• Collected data
= Beginning of Section =
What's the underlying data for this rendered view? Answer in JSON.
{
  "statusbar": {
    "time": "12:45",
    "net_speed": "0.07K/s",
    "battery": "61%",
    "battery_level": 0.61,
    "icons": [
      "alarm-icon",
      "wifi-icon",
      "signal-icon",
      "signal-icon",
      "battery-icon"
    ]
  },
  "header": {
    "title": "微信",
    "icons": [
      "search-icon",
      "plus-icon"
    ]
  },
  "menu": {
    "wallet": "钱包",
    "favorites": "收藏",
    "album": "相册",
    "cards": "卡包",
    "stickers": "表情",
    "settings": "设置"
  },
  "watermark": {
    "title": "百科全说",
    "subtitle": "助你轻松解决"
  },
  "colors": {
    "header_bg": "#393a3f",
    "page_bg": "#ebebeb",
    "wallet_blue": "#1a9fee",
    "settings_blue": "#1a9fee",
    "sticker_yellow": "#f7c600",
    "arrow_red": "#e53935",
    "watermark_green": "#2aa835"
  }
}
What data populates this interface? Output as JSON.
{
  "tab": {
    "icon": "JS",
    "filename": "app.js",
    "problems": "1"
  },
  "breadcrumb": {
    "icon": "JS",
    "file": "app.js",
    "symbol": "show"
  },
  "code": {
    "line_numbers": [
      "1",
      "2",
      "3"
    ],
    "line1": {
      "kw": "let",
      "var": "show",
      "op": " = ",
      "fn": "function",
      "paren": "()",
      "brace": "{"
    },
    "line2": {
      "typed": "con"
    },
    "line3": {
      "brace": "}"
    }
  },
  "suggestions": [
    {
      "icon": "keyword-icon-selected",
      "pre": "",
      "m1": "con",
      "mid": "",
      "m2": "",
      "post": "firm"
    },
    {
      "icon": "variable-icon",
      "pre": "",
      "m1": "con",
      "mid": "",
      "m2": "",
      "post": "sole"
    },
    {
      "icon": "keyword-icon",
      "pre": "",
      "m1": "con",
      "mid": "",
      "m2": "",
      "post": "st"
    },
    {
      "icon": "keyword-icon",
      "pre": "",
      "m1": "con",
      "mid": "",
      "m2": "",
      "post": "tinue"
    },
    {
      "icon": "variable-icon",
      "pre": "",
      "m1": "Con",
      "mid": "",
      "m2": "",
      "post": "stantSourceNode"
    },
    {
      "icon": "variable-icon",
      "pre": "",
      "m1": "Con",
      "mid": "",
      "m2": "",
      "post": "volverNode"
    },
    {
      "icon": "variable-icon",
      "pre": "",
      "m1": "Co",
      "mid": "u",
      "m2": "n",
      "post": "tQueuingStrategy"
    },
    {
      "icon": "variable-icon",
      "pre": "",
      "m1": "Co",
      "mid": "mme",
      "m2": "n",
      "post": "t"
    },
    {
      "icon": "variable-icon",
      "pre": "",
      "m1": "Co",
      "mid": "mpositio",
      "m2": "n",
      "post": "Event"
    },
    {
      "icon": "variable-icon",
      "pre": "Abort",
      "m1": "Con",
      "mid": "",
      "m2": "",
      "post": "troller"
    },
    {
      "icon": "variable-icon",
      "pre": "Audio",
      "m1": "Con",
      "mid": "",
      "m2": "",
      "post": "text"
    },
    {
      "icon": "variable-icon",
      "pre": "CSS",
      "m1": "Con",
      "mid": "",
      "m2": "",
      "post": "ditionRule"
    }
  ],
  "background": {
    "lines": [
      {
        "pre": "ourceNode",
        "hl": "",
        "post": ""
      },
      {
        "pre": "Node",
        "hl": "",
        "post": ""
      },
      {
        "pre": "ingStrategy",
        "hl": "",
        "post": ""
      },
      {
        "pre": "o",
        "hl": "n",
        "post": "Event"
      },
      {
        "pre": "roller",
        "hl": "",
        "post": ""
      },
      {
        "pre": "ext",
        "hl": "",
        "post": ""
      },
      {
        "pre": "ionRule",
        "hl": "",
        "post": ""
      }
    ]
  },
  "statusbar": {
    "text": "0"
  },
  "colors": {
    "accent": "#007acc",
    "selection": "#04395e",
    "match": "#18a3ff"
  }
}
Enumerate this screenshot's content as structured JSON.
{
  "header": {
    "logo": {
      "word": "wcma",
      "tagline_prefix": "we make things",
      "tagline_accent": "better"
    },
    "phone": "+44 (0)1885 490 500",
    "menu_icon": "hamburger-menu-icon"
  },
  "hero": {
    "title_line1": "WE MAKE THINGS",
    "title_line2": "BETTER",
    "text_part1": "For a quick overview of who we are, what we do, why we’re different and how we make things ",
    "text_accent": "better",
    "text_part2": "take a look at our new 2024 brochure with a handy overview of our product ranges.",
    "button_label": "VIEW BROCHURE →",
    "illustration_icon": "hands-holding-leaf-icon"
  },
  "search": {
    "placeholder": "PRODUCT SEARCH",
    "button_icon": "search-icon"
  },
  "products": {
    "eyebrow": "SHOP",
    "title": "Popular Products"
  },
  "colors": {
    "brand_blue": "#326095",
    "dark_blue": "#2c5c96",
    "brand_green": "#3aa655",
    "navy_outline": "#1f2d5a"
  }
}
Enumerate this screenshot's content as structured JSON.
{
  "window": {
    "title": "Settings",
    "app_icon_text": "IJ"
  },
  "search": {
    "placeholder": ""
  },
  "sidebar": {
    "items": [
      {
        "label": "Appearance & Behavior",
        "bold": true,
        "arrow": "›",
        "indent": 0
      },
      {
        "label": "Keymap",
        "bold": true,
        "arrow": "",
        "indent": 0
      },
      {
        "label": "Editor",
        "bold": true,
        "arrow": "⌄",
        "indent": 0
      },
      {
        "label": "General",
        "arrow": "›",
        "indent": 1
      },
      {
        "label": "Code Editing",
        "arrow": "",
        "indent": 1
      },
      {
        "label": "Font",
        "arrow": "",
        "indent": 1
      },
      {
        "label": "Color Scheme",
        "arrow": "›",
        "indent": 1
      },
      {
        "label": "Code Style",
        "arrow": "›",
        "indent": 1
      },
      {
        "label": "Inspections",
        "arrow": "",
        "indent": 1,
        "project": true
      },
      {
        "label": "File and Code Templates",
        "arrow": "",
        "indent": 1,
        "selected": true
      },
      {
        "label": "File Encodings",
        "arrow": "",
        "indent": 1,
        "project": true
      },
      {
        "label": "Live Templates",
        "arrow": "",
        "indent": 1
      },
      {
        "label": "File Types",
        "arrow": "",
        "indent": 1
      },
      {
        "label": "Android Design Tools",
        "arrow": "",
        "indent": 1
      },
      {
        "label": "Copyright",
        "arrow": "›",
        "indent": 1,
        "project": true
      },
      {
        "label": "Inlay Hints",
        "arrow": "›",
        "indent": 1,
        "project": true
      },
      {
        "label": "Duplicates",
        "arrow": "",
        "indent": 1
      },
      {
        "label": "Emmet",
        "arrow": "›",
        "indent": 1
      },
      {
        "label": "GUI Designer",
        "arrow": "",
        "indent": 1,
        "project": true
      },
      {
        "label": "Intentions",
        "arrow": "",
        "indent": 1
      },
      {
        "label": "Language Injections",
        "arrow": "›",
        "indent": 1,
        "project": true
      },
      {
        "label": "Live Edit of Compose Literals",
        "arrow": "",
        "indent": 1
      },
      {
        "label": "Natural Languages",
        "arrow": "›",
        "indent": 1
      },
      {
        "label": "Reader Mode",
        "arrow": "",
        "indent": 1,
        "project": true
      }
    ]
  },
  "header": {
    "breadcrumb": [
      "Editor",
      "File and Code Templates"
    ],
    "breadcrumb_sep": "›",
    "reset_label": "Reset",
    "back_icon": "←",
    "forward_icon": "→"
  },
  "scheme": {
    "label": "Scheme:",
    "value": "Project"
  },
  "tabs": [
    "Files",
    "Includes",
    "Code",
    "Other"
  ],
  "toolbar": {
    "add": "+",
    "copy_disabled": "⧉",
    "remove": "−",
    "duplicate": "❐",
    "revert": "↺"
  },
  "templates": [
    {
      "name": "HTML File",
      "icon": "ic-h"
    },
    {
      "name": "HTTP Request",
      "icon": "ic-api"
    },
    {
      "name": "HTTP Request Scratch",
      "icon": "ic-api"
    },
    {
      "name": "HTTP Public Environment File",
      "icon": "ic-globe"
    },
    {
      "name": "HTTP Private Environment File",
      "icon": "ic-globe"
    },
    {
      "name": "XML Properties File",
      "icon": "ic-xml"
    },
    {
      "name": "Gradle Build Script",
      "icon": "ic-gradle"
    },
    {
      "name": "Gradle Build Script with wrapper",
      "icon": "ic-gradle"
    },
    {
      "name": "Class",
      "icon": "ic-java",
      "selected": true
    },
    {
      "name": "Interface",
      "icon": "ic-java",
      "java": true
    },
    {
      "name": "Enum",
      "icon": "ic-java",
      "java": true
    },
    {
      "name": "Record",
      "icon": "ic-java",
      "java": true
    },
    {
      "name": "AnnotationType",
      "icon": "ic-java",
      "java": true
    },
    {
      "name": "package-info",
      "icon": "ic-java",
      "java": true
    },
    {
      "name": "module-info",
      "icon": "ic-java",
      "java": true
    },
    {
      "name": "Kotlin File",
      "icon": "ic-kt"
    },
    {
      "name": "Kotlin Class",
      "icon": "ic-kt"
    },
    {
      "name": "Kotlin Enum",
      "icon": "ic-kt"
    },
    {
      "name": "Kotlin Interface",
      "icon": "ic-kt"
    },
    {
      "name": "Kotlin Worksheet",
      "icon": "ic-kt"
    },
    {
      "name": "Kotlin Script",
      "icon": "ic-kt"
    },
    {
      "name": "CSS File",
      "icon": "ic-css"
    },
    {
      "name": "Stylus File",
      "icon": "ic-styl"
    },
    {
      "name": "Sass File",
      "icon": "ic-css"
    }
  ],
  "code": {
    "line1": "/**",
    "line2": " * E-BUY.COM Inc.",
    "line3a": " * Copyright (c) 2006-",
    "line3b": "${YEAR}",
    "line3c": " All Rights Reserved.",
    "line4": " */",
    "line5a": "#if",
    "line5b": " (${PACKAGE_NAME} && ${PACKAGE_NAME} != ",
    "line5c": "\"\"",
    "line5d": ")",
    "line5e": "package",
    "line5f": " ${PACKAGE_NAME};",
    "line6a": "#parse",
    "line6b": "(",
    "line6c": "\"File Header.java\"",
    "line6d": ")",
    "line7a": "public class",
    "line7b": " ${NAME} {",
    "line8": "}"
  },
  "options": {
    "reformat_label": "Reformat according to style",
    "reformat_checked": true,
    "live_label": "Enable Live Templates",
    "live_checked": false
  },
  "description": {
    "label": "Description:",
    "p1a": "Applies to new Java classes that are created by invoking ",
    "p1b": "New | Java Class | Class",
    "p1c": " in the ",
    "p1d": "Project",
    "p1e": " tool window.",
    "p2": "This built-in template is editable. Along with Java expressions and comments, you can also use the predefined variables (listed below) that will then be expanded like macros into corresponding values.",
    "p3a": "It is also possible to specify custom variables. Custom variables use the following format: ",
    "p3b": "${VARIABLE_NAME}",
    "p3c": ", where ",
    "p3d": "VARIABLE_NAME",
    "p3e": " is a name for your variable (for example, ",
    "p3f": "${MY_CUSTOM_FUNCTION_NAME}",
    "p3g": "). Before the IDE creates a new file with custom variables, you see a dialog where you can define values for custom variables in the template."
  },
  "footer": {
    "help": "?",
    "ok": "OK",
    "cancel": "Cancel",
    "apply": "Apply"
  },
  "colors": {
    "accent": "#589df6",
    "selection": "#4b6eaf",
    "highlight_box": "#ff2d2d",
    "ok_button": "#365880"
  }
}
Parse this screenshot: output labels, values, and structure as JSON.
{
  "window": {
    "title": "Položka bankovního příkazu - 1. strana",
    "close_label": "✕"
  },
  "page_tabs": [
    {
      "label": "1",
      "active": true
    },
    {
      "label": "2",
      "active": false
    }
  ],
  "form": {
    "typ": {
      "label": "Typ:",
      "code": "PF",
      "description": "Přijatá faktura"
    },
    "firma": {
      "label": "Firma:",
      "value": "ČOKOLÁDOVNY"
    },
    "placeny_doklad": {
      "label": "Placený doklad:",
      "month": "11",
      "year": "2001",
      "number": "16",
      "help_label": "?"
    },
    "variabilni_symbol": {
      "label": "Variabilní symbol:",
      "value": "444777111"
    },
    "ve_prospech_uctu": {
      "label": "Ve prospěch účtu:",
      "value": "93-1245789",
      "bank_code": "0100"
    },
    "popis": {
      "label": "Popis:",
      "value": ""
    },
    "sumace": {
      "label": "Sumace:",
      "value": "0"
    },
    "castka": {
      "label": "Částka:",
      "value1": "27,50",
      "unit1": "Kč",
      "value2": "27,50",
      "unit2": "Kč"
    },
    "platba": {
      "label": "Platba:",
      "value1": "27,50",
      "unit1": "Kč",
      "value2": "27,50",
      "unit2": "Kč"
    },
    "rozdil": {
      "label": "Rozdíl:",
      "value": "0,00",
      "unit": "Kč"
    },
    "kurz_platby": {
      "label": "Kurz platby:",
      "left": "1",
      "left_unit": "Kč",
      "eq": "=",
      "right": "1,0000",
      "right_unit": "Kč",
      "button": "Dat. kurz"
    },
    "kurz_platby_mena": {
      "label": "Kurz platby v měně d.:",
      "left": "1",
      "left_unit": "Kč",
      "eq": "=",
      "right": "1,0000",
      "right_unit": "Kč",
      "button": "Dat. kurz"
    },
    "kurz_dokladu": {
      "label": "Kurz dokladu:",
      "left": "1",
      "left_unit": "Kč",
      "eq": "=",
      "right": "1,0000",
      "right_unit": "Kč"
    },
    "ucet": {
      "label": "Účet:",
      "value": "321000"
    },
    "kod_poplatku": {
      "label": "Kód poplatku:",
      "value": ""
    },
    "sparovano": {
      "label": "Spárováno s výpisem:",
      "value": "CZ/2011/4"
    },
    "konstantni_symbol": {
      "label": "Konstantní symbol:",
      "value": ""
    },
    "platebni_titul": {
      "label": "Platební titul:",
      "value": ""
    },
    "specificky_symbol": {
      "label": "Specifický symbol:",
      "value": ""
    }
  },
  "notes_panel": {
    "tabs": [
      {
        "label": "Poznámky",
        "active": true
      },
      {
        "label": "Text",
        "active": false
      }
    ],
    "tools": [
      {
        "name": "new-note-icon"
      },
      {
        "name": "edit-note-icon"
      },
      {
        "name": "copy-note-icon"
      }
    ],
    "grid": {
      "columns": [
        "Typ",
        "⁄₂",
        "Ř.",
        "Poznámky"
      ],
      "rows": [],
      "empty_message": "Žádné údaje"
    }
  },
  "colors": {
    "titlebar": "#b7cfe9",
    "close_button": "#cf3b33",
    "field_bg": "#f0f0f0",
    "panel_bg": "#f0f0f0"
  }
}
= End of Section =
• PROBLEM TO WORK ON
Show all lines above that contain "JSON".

• RESPONSE FOR THIS EXERCISE
What's the underlying data for this rendered view? Answer in JSON.
What data populates this interface? Output as JSON.
Enumerate this screenshot's content as structured JSON.
Enumerate this screenshot's content as structured JSON.
Parse this screenshot: output labels, values, and structure as JSON.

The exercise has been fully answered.